While the COVID-19 pandemic continues to dominate the agenda and will have an impact for data and privacy in the workplace in 2022 there are other developments that will also be of interest to global employers. We have considered some of the bigger Covid issues employers will be grappling with this year, as well as looking at the data and privacy aspects of the new proposed EU Directive on platform workers and the latest on technology and talent.
Inevitably as the latest variant of COVID-19 sweeps around the globe, employers will continue to review and assess the situation and ensure their policies and processes are up to date and conform with the latest guidance.
Areas of interest have centred around the following areas.
Vaccination, including mandatory vaccination (sometimes referred to as ‘no jab-no job’), whether limited to certain sectors such as health and social care or more widely required for whole populations (the recent Australian Open Tennis row shows how different countries approach vaccination!) are high on global employers’ radar.
It is also important to remember not all jurisdictions have rolled out vaccination programmes to the same population of employment age so it will be important not to discriminate against sectors of the workforce, whether on age or medical grounds.
Another thorny issue centres around the principle of data minimisation when it comes to employers recording vaccination and booster data. Some regulators, such as Ireland’s DPC, have made it clear that such recording and processing of vaccine data ‘is likely to represent unnecessary and excessive data collection for which no clear legal basis exists’ with only very narrowly defined exceptions. This causes a headache for employers when trying to balance their GDPR and UK GDPR (and similar obligations) obligations with those of health and safety.
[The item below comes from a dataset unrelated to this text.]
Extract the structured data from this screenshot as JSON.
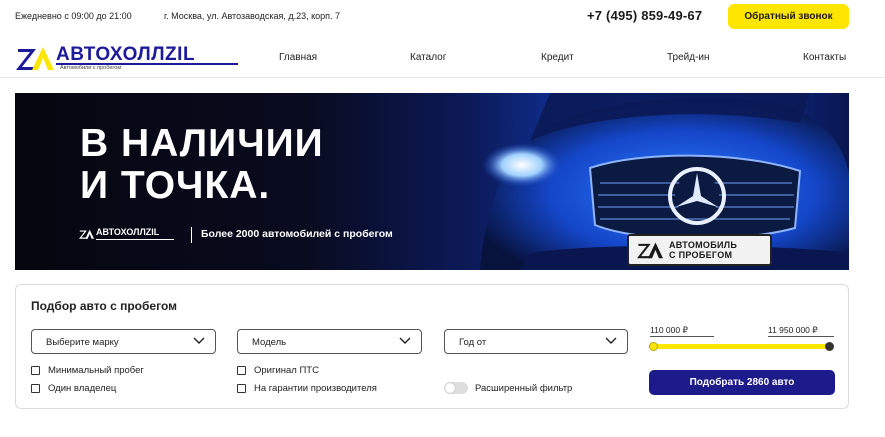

While it is commonplace to record dates of annual leave, details about holiday destination etc. might be a step too far (certainly in pre-Covid times). However, in current circumstances international travel plans can also cause issues, whether travel is for business purposes or leisure. Should an employee travel abroad and then the rules for their country of destination change they may need to quarantine on return and therefore require additional leave to do so. How this issue is handled and any data recorded needs careful consideration. As ever a well-thought out, fair, clear and transparent policy can help prevent any problems should this situation arise.
Some countries are recognising Long Covid and the medical complications and issues surrounding this condition. Will Long Covid be recognised as a disability for equality law purposes? If so, are there any concerns around holding this special category health data, especially if it is held in conjunction with vaccination data or the choice not to have taken up vaccination? As special category data it is even more important to be clear and transparent with your employees what data you are recording, for what purposes and what the legal basis is for doing so.
Remote and hybrid working
Although this is considered by many as the new normal, including the onboarding of new employees remotely, there are still workplace data privacy issues and risks to address. Whether at the start of the employee journey with adapted remote right to work checks, confidentiality issues with family or roommates in close proximity, flexibility for parents and carers, who may be home schooling while isolating or due to a lockdown, or due to a lack of respite care, let alone the need for diligence in applying security patches and updates in a timely manner to prevent vulnerabilities and potential breaches, there are many workplace data and privacy issues to consider and address. Many policies and processes will have been adapted and updated throughout the pandemic but perhaps our new year’s resolution should be to take a look at these documents and refresh them in light of our experiences.
With more remote working has come the increase in monitoring employees remotely. For some countries this is considered perfectly normal while in others this is seen as unacceptable and a breach of their data and privacy rights. While employers may argue it helps them to monitor productivity and engagement, many believe they do so at the expense of employee trust. This in turn has been said to increase the potential of the insider threat where a disgruntled employee may cause any number of issues for an employer (think of the Morrisons data breach in the UK).
On 9 December 2021, the European Commission published a proposal for a Directive regulating platform work. It is important to note that the majority of platform workers will not be impacted and that 85-94% of platform workers will see their self-employed status confirmed.
What is of key interest from a privacy perspective are the proposals in Chapter III of the proposed Directive:
The proposed Directive will potentially widen an employer’s obligations to provide transparency about, and keep under review, and provide safeguards in relation to, any automated monitoring or decision-making system it uses in relation to platform workers. While this is only an EU proposal at present, and may take a number of years to be implemented, employers will need to review their privacy notices and ensure their Data Protection Impact Assessments for such systems are fit for purpose when the time comes.
It is expected that the accelerated implementation of technology we have seen throughout the pandemic will continue, and drive workplace change in 2022. Chasing talent means that employers not only need the latest technology for efficiency and productivity but also to attract and retain the best talent. While this may be true it should not be at the expense of robust, secure and tested systems to ensure employers do not fall foul of Article 9 and 22 GDPR, unconscious bias in algorithms or safeguarding data.
As ever developments in workplace data and privacy impact employers around the globe and Ius Laboris will continue to keep track of them. Watch this space…